Accountants, like finance executives, cite some costly practical issues that will haunt their clients if the SEC decides to require IFRS. For example, if the SEC gives the green light to IFRS and sticks to its roadmap, companies would have to switch by year-end 2014 and include three years of comparative results. That timing would force companies to start reporting under IFRS beginning in 2012, which is impractical, claims Gannon. Again, the SEC took a more lenient stance with foreign private issues, waiving the three-year rule and requiring only a year’s worth of comparative results for the first year those companies adopted IFRS.
Pragmatists also complain that besides data-gathering and systems changes, switching to IFRS would require companies to review items linked to U.S. GAAP, such as debt covenants, executive compensation, and investor-relations materials, says Illiano.
Meanwhile, the SEC must be mindful of how moving to IFRS will affect other regulators, including those that keep watch over banks, insurance companies, utilities, and pensions. Those rulemakers mandate their own brand of accounting, “but most start with U.S. GAAP,” Stocker told CFO.com.

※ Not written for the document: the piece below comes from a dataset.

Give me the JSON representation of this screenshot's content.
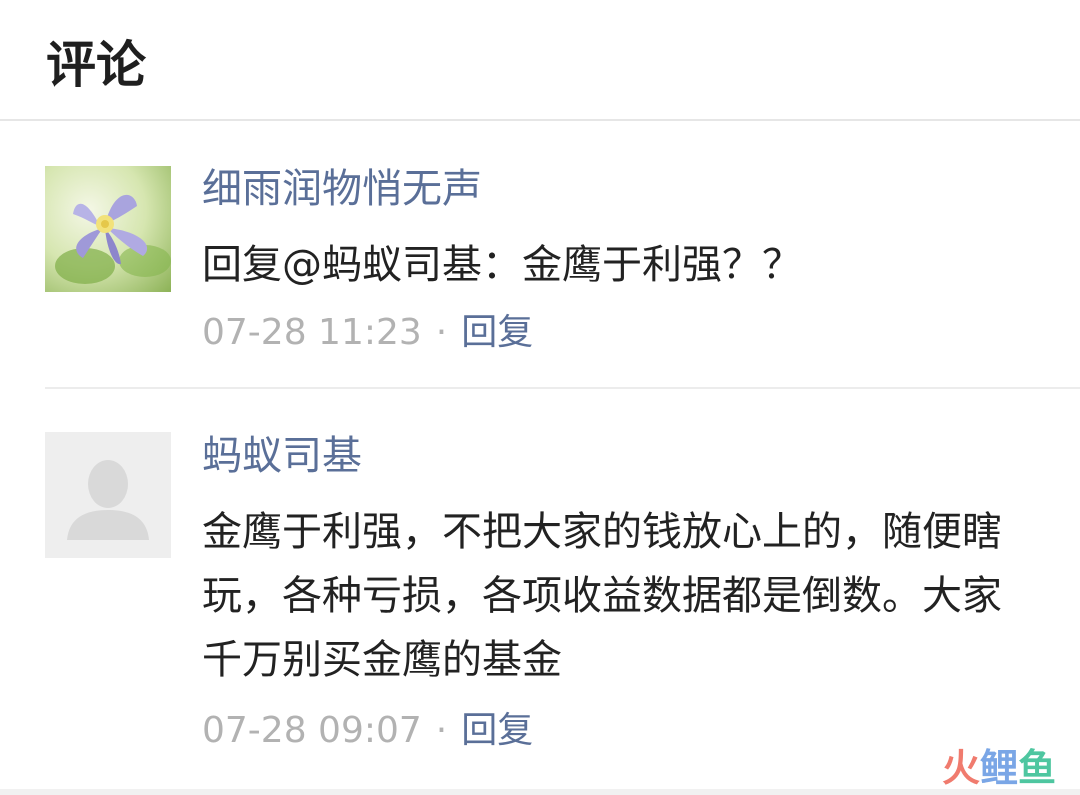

On the other side of the issue are companies that are well positioned to make the switch to IFRS, says Illiano. They include smaller U.S. companies that have been acquired by international companies that already use IFRS. Another group of possible IFRS rooters consists of non-American companies that move into the U.S. market through a reverse merger, added Stocker.

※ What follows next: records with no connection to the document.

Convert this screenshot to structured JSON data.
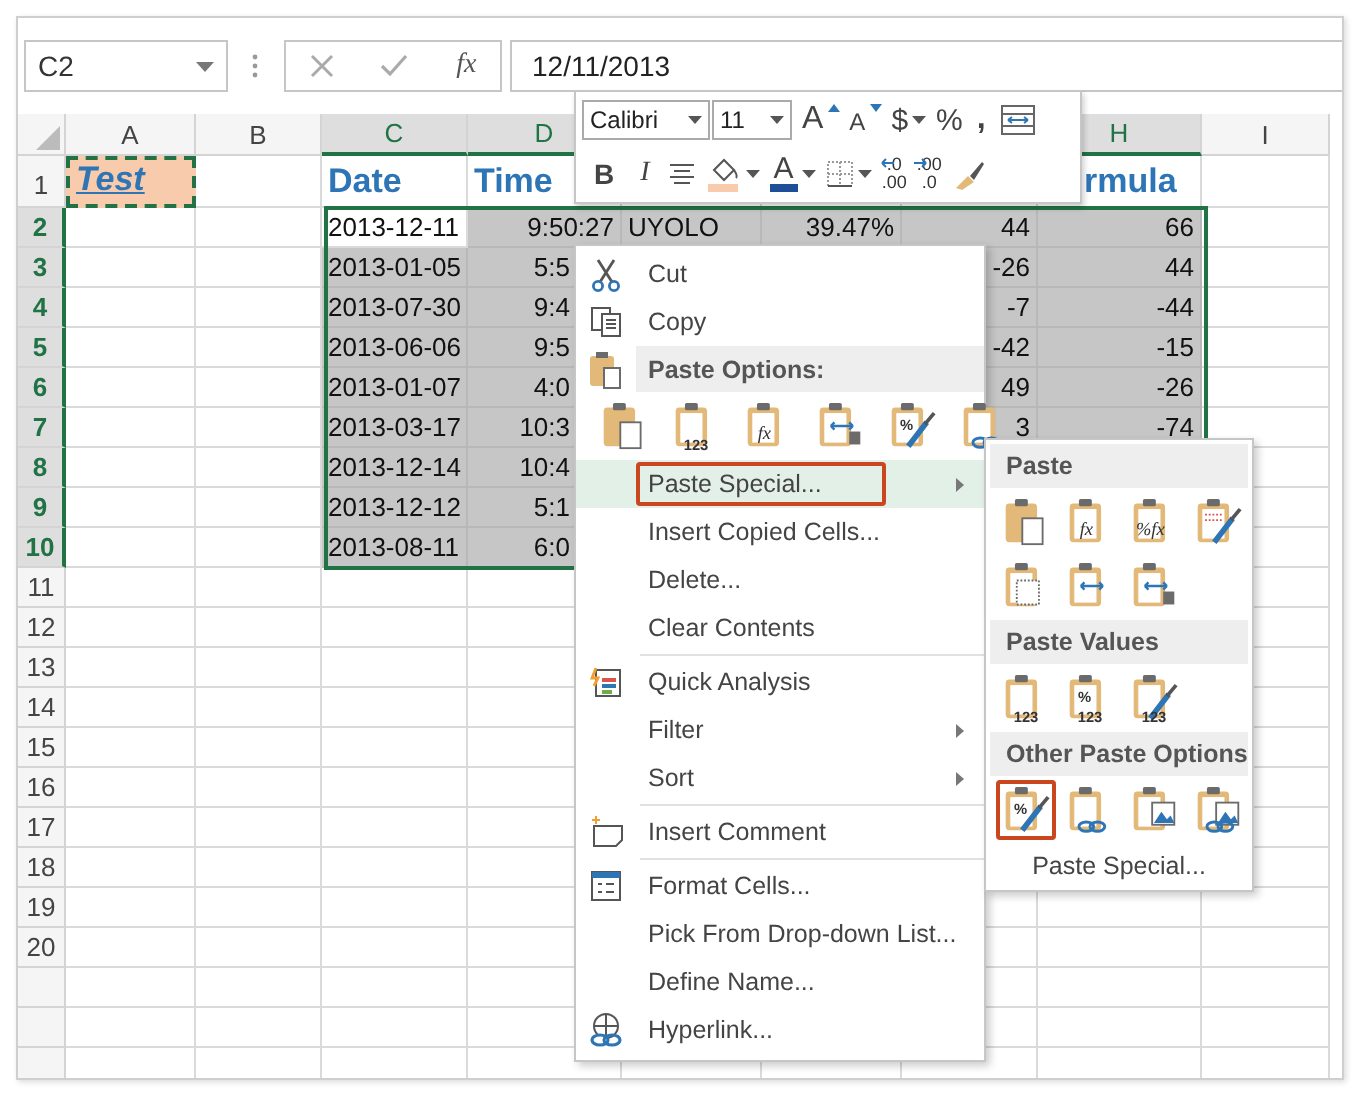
{
  "formula_bar": {
    "name_box": "C2",
    "function_label": "fx",
    "value": "12/11/2013"
  },
  "columns": [
    {
      "label": "A",
      "selected": false
    },
    {
      "label": "B",
      "selected": false
    },
    {
      "label": "C",
      "selected": true
    },
    {
      "label": "D",
      "selected": true
    },
    {},
    {},
    {},
    {
      "label": "H",
      "selected": true
    },
    {
      "label": "I",
      "selected": false
    }
  ],
  "rows": [
    {
      "number": "1",
      "selected": false,
      "cells": {
        "a": {
          "text": "Test",
          "kind": "title"
        },
        "c": {
          "text": "Date",
          "kind": "heading"
        },
        "d": {
          "text": "Time",
          "kind": "heading"
        },
        "h": {
          "text": "rmula",
          "kind": "cutheading"
        }
      }
    },
    {
      "number": "2",
      "selected": true,
      "cells": {
        "c": {
          "text": "2013-12-11",
          "kind": "text",
          "selected": false
        },
        "d": {
          "text": "9:50:27",
          "kind": "number",
          "selected": true
        },
        "e": {
          "text": "UYOLO",
          "kind": "text",
          "selected": true
        },
        "f": {
          "text": "39.47%",
          "kind": "number",
          "selected": true
        },
        "g": {
          "text": "44",
          "kind": "number",
          "selected": true
        },
        "h": {
          "text": "66",
          "kind": "number",
          "selected": true
        }
      }
    },
    {
      "number": "3",
      "selected": true,
      "cells": {
        "c": {
          "text": "2013-01-05",
          "kind": "text",
          "selected": true
        },
        "d": {
          "text": "5:5",
          "kind": "cutnumber",
          "selected": true
        },
        "g": {
          "text": "-26",
          "kind": "number",
          "selected": true
        },
        "h": {
          "text": "44",
          "kind": "number",
          "selected": true
        }
      }
    },
    {
      "number": "4",
      "selected": true,
      "cells": {
        "c": {
          "text": "2013-07-30",
          "kind": "text",
          "selected": true
        },
        "d": {
          "text": "9:4",
          "kind": "cutnumber",
          "selected": true
        },
        "g": {
          "text": "-7",
          "kind": "number",
          "selected": true
        },
        "h": {
          "text": "-44",
          "kind": "number",
          "selected": true
        }
      }
    },
    {
      "number": "5",
      "selected": true,
      "cells": {
        "c": {
          "text": "2013-06-06",
          "kind": "text",
          "selected": true
        },
        "d": {
          "text": "9:5",
          "kind": "cutnumber",
          "selected": true
        },
        "g": {
          "text": "-42",
          "kind": "number",
          "selected": true
        },
        "h": {
          "text": "-15",
          "kind": "number",
          "selected": true
        }
      }
    },
    {
      "number": "6",
      "selected": true,
      "cells": {
        "c": {
          "text": "2013-01-07",
          "kind": "text",
          "selected": true
        },
        "d": {
          "text": "4:0",
          "kind": "cutnumber",
          "selected": true
        },
        "g": {
          "text": "49",
          "kind": "number",
          "selected": true
        },
        "h": {
          "text": "-26",
          "kind": "number",
          "selected": true
        }
      }
    },
    {
      "number": "7",
      "selected": true,
      "cells": {
        "c": {
          "text": "2013-03-17",
          "kind": "text",
          "selected": true
        },
        "d": {
          "text": "10:3",
          "kind": "cutnumber",
          "selected": true
        },
        "g": {
          "text": "3",
          "kind": "number",
          "selected": true
        },
        "h": {
          "text": "-74",
          "kind": "number",
          "selected": true
        }
      }
    },
    {
      "number": "8",
      "selected": true,
      "cells": {
        "c": {
          "text": "2013-12-14",
          "kind": "text",
          "selected": true
        },
        "d": {
          "text": "10:4",
          "kind": "cutnumber",
          "selected": true
        }
      }
    },
    {
      "number": "9",
      "selected": true,
      "cells": {
        "c": {
          "text": "2013-12-12",
          "kind": "text",
          "selected": true
        },
        "d": {
          "text": "5:1",
          "kind": "cutnumber",
          "selected": true
        }
      }
    },
    {
      "number": "10",
      "selected": true,
      "cells": {
        "c": {
          "text": "2013-08-11",
          "kind": "text",
          "selected": true
        },
        "d": {
          "text": "6:0",
          "kind": "cutnumber",
          "selected": true
        }
      }
    },
    {
      "number": "11",
      "selected": false
    },
    {
      "number": "12",
      "selected": false
    },
    {
      "number": "13",
      "selected": false
    },
    {
      "number": "14",
      "selected": false
    },
    {
      "number": "15",
      "selected": false
    },
    {
      "number": "16",
      "selected": false
    },
    {
      "number": "17",
      "selected": false
    },
    {
      "number": "18",
      "selected": false
    },
    {
      "number": "19",
      "selected": false
    },
    {
      "number": "20",
      "selected": false
    }
  ],
  "toolbar": {
    "font": "Calibri",
    "size": "11",
    "row1": [
      {
        "kind": "grow",
        "label": "A"
      },
      {
        "kind": "shrink",
        "label": "A"
      },
      {
        "kind": "currency",
        "label": "$"
      },
      {
        "kind": "percent",
        "label": "%"
      },
      {
        "kind": "comma",
        "label": ","
      },
      {
        "kind": "wrap"
      }
    ],
    "row2": [
      {
        "kind": "bold",
        "label": "B"
      },
      {
        "kind": "italic",
        "label": "I"
      },
      {
        "kind": "align"
      },
      {
        "kind": "fill"
      },
      {
        "kind": "font_color",
        "label": "A"
      },
      {
        "kind": "borders"
      },
      {
        "kind": "inc_decimal",
        "labels": [
          ".0",
          ".00"
        ]
      },
      {
        "kind": "dec_decimal",
        "labels": [
          ".00",
          ".0"
        ]
      },
      {
        "kind": "brush"
      }
    ]
  },
  "context_menu": [
    {
      "kind": "cut",
      "label": "Cut",
      "selected": false,
      "submenu": false
    },
    {
      "kind": "copy",
      "label": "Copy",
      "selected": false,
      "submenu": false
    },
    {
      "kind": "header",
      "label": "Paste Options:"
    },
    {
      "kind": "icons",
      "icons": [
        {
          "kind": "paste"
        },
        {
          "kind": "values",
          "labels": [
            "123"
          ]
        },
        {
          "kind": "formulas",
          "labels": [
            "fx"
          ]
        },
        {
          "kind": "transpose"
        },
        {
          "kind": "formatting",
          "labels": [
            "%"
          ]
        },
        {
          "kind": "link"
        }
      ]
    },
    {
      "kind": "plain",
      "label": "Paste Special...",
      "selected": true,
      "submenu": true
    },
    {
      "kind": "plain",
      "label": "Insert Copied Cells...",
      "selected": false,
      "submenu": false
    },
    {
      "kind": "plain",
      "label": "Delete...",
      "selected": false,
      "submenu": false
    },
    {
      "kind": "plain",
      "label": "Clear Contents",
      "selected": false,
      "submenu": false
    },
    {
      "kind": "separator"
    },
    {
      "kind": "analysis",
      "label": "Quick Analysis",
      "selected": false,
      "submenu": false
    },
    {
      "kind": "plain",
      "label": "Filter",
      "selected": false,
      "submenu": true
    },
    {
      "kind": "plain",
      "label": "Sort",
      "selected": false,
      "submenu": true
    },
    {
      "kind": "separator"
    },
    {
      "kind": "comment",
      "label": "Insert Comment",
      "selected": false,
      "submenu": false
    },
    {
      "kind": "separator"
    },
    {
      "kind": "format",
      "label": "Format Cells...",
      "selected": false,
      "submenu": false
    },
    {
      "kind": "plain",
      "label": "Pick From Drop-down List...",
      "selected": false,
      "submenu": false
    },
    {
      "kind": "plain",
      "label": "Define Name...",
      "selected": false,
      "submenu": false
    },
    {
      "kind": "hyperlink",
      "label": "Hyperlink...",
      "selected": false,
      "submenu": false
    }
  ],
  "paste_submenu": {
    "sections": [
      {
        "title": "Paste",
        "icons": [
          {
            "kind": "paste",
            "selected": false
          },
          {
            "kind": "formulas",
            "labels": [
              "fx"
            ],
            "selected": false
          },
          {
            "kind": "number_formulas",
            "labels": [
              "%fx"
            ],
            "selected": false
          },
          {
            "kind": "source_formatting",
            "selected": false
          },
          {
            "kind": "no_borders",
            "selected": false
          },
          {
            "kind": "widths",
            "selected": false
          },
          {
            "kind": "transpose",
            "selected": false
          }
        ]
      },
      {
        "title": "Paste Values",
        "icons": [
          {
            "kind": "values",
            "labels": [
              "123"
            ],
            "selected": false
          },
          {
            "kind": "values_number",
            "labels": [
              "%",
              "123"
            ],
            "selected": false
          },
          {
            "kind": "values_format",
            "labels": [
              "123"
            ],
            "selected": false
          }
        ]
      },
      {
        "title": "Other Paste Options",
        "icons": [
          {
            "kind": "formatting",
            "labels": [
              "%"
            ],
            "selected": true
          },
          {
            "kind": "link",
            "selected": false
          },
          {
            "kind": "picture",
            "selected": false
          },
          {
            "kind": "linked_picture",
            "selected": false
          }
        ]
      }
    ],
    "footer": "Paste Special..."
  }
}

A popular way of raising capital is for a non-U.S. company to buy an American company that has shut down operations and exists only as a shell. The larger company goes through the merger, gives its stockholders 90% of the shell-company shares, and becomes an SEC registered company.

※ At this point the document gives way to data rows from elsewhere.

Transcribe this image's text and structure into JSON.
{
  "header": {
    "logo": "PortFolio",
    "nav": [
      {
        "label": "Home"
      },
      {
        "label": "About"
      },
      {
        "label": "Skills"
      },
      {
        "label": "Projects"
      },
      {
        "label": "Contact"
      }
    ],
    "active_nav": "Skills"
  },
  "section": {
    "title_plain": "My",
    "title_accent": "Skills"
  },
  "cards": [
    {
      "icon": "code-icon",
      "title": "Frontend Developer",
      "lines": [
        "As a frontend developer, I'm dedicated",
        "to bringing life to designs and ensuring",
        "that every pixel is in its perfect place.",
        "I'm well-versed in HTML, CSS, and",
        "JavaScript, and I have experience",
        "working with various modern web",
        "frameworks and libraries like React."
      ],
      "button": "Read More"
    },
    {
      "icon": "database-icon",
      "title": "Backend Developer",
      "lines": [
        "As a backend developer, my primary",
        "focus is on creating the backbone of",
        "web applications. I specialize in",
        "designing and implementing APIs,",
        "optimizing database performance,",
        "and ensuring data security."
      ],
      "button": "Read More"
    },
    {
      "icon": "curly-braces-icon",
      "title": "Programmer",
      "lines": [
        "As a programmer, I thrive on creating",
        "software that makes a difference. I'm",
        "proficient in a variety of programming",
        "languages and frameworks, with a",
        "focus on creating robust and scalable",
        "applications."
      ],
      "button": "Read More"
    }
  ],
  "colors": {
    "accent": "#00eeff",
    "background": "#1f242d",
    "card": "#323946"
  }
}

Real estate companies that are sired international holding companies probably wouldn’t shy away from reporting results in IFRS, nor would existing American subsidiaries of non-U.S. companies.
Further, the American Institute of Certified Public Accountants, as well as some states, recently changed its rules to make IFRS acceptable for reporting the financial results of private companies. That means the affected accounting firms will be able to give a clean audit opinion to private-company clients that use IFRS without having to issue an audit report that explains the differences and exceptions related to U.S. GAAP.
The SEC is likely to take at least six months to mull over the comment letters. Gannon thinks an announcement will be made before the end of the year, likely around the same time the G20 leaders meet to announce what progress has been made on a variety of global projects, including the financial crisis. Gannon contends that the reason the SEC took several months before publishing its IFRS roadmap is that the regulator was waiting to see what the G20 had to say about accounting. In the end, “U.S. GAAP used to be the de facto [international] standard,” but after 12 years, IFRS has now gained ground in terms of quality, asserts Gannon.